Provided information:
........

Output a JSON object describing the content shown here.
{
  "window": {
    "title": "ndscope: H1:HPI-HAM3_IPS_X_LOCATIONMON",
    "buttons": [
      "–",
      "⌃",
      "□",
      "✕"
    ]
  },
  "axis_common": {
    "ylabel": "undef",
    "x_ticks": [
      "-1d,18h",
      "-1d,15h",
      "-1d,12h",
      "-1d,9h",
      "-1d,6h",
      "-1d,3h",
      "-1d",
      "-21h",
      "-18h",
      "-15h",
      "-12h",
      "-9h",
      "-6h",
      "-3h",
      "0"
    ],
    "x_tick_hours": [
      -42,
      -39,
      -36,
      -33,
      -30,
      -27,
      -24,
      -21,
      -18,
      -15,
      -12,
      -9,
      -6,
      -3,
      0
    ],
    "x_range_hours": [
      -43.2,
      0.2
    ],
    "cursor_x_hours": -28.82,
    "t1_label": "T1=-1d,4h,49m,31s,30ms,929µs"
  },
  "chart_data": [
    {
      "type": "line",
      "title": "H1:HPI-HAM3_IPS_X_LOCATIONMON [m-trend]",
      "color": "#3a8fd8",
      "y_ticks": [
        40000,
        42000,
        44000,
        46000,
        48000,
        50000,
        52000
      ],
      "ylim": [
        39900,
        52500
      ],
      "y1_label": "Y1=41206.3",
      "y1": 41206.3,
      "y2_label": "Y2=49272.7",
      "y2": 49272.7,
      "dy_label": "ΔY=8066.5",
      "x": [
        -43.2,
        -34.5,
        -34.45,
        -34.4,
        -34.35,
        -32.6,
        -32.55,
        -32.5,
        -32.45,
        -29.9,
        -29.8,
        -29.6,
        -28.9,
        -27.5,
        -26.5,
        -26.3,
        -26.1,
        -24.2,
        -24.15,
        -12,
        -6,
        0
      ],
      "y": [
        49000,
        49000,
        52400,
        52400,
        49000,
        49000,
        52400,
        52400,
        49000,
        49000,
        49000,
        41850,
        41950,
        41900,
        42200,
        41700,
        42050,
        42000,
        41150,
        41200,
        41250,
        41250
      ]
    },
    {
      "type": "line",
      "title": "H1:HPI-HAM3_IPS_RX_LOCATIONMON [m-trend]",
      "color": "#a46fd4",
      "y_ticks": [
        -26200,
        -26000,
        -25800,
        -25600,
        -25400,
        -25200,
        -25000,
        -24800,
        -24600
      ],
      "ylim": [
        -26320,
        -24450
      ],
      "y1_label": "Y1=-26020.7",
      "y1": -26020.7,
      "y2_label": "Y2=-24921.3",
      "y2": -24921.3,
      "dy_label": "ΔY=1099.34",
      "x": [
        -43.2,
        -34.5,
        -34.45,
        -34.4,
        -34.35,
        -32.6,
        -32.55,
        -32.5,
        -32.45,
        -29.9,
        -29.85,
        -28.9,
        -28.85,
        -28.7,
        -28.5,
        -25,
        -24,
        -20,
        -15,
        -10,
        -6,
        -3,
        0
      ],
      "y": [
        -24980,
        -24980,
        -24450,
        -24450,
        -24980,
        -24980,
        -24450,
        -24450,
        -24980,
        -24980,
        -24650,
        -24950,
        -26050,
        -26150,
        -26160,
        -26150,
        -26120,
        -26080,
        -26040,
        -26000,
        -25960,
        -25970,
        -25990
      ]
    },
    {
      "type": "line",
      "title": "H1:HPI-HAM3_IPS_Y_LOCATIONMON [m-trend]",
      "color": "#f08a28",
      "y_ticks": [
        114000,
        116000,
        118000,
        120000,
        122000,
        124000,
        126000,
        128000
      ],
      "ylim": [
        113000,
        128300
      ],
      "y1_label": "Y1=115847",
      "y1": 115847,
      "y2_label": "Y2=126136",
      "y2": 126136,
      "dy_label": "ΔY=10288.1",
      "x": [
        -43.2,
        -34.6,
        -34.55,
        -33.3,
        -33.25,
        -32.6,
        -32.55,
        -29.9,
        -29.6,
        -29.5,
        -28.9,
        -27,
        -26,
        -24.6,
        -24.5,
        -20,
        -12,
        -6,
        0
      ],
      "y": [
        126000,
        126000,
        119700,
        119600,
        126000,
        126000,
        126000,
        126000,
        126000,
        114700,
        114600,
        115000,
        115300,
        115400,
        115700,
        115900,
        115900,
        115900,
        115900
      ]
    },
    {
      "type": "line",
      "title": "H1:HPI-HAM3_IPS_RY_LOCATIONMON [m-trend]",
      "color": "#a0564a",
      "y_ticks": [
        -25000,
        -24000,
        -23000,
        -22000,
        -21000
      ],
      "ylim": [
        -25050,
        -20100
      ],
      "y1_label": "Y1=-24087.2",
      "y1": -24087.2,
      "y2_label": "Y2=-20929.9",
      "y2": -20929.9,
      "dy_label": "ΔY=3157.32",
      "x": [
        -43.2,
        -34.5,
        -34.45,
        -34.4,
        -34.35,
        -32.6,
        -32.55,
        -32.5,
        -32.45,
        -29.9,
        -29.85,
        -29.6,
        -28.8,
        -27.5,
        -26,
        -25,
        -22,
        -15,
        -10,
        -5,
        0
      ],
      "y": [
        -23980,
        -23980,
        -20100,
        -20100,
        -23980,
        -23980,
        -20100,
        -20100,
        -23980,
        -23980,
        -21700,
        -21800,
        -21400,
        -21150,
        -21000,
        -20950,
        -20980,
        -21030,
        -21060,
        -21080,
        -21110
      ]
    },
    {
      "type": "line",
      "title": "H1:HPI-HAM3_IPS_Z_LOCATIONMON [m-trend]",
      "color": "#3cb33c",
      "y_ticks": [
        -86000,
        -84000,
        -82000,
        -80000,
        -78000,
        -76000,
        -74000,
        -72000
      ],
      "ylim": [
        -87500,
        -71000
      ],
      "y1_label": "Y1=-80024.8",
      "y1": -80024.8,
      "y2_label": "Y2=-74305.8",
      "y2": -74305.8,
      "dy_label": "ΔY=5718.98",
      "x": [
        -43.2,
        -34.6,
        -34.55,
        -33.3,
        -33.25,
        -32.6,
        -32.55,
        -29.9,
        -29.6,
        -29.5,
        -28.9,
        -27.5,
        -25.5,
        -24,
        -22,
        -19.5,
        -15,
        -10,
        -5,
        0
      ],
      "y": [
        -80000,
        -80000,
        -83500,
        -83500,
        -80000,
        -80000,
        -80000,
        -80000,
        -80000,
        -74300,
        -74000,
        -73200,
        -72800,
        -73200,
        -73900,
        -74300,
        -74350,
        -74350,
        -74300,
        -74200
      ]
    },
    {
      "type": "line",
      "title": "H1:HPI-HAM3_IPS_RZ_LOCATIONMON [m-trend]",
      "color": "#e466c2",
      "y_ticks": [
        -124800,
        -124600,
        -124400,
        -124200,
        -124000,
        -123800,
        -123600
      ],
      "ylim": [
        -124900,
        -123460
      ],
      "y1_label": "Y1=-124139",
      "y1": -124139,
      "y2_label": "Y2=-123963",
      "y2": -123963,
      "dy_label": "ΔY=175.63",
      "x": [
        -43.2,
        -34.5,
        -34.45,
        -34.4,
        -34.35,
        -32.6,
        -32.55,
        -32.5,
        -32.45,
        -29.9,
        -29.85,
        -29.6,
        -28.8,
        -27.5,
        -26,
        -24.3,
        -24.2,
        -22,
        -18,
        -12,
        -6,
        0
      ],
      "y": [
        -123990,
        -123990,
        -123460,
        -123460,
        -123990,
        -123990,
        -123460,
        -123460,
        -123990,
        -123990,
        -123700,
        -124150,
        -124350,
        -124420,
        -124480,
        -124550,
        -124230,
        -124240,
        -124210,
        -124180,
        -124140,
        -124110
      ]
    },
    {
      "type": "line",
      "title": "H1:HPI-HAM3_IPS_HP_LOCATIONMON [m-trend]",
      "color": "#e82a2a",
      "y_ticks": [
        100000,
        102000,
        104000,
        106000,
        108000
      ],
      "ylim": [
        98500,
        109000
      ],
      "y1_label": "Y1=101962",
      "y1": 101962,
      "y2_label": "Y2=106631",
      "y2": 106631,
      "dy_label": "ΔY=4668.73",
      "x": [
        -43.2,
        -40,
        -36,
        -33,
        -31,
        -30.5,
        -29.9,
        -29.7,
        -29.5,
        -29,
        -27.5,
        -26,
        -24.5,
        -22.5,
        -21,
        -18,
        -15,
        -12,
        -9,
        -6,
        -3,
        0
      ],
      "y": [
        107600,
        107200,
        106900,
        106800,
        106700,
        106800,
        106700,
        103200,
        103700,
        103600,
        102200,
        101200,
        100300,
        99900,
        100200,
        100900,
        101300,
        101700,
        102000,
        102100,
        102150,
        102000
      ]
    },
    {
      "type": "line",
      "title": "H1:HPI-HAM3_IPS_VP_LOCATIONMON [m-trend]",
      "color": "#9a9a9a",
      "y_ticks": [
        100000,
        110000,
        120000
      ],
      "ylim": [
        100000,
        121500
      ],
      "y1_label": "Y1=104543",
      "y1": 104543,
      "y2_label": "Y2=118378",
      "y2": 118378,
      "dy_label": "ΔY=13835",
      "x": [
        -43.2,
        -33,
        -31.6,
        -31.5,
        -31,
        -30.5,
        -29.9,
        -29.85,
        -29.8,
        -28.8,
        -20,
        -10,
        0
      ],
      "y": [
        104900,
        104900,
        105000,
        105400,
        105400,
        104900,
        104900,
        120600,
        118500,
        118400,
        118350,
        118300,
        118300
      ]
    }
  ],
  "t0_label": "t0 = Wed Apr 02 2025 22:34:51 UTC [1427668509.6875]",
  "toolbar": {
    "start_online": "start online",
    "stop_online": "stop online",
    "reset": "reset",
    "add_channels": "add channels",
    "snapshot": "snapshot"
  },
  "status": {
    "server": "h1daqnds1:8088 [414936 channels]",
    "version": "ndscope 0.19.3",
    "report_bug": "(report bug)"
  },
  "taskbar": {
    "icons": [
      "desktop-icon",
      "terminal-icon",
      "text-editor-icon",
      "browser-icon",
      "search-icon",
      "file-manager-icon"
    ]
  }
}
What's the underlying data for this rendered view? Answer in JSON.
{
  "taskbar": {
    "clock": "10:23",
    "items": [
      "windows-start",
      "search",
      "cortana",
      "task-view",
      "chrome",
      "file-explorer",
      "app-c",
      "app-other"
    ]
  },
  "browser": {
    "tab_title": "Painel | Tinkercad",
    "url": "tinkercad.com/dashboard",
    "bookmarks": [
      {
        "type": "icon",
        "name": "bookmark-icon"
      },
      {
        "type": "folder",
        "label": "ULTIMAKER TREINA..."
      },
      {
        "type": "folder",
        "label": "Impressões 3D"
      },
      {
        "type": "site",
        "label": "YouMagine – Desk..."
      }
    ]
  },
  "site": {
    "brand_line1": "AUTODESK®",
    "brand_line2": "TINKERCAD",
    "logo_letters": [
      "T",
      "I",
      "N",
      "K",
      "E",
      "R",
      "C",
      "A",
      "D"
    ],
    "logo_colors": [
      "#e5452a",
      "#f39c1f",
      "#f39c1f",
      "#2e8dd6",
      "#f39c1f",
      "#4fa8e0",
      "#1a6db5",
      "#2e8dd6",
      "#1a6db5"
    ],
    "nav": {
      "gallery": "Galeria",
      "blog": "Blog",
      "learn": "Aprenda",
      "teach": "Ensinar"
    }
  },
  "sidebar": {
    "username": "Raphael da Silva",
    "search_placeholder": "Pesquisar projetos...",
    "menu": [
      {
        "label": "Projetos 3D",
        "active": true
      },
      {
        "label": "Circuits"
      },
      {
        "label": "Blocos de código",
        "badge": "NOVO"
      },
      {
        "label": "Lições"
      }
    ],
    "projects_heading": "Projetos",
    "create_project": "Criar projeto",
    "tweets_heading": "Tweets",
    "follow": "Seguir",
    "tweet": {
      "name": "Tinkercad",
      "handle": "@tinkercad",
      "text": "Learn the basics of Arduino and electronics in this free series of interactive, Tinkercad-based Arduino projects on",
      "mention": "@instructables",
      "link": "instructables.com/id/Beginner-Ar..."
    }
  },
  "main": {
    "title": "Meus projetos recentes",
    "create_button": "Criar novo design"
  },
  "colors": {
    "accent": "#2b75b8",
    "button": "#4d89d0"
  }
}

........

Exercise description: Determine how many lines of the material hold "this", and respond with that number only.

Expected answer: 2